Is there anything Macmillan can do from the past to celebrate our centenary next year?
What makes up a brand?
Really fun game, if you’re into that sort of thing, EVERYONE SHOULD TRY THIS.
I scored a paltry 17 out of 21. Can you do better?
A fantastic prize to the winner. Post your score below. Try it out here.
Brilliant piece by The Times. Make sure to read the comments though!
“It might seem like a minor tweak but when ministers added the number 60 to the NHS logo for its anniversary, they employed two designers, took ten days — and sent taxpayers a bill for £12,000.”
Read the whole article here
You’ve see the ads right? I actually spent about 30 minutes online trying to find an image of the new AXA healthcare adverts that are controversially similar to Macmillan’s style. No luck, but there’s a massive billboard across the road from my house so if you’re lucky I’ll take a photo.
I’ve been in about six or seven (completely random) conversations so far discussing how these are an infringement on our brand. Personally, I don’t see what all the fuss is about, and in my eyes it’s actually a testament as to how successful our brand has become. Why do I say it’s a success for us to have our brand ‘copied’? Two reasons. One because it means that our brand is worth copying. And two because people are so aware of our brand that we now have an intangible Macmillan look and feel. What I mean is that there’s nothing about these ads that’s really stolen from our brand identity, but they still feel Macmillany. Let’s do a checklist of our brand elements:
- Our logo? Nope, not there
- Our colours?
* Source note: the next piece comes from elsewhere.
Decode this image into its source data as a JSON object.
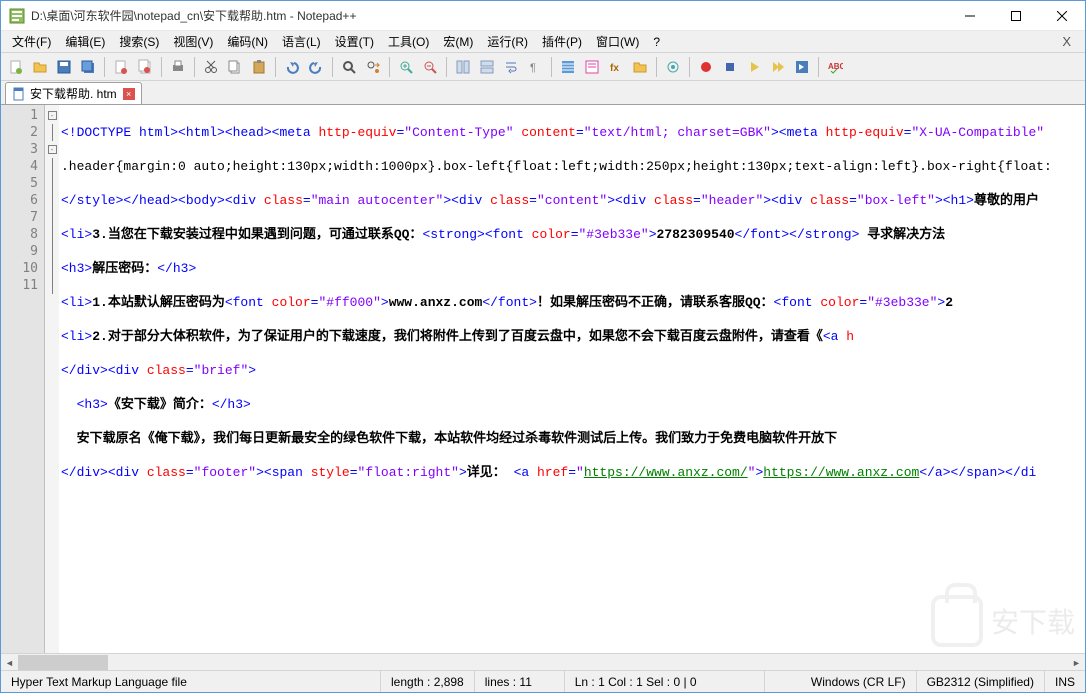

I’ve seen a yellow/brown and blue, but no green
- Our silhouettes? There are people cut out, but not silhouetted. So again nope.
- Our fonts? It’s not Times New Roman, but it’s also not our headline font. So a no.
- Our tone of voice? I actually think this is a lot closer to our tone of voice than a lot of what we do, but nothing overt.
The really weird thing is that although all these elements are missing, I think AXA’s ads are the closest thing I’ve seen to a rip-off of our brand so far.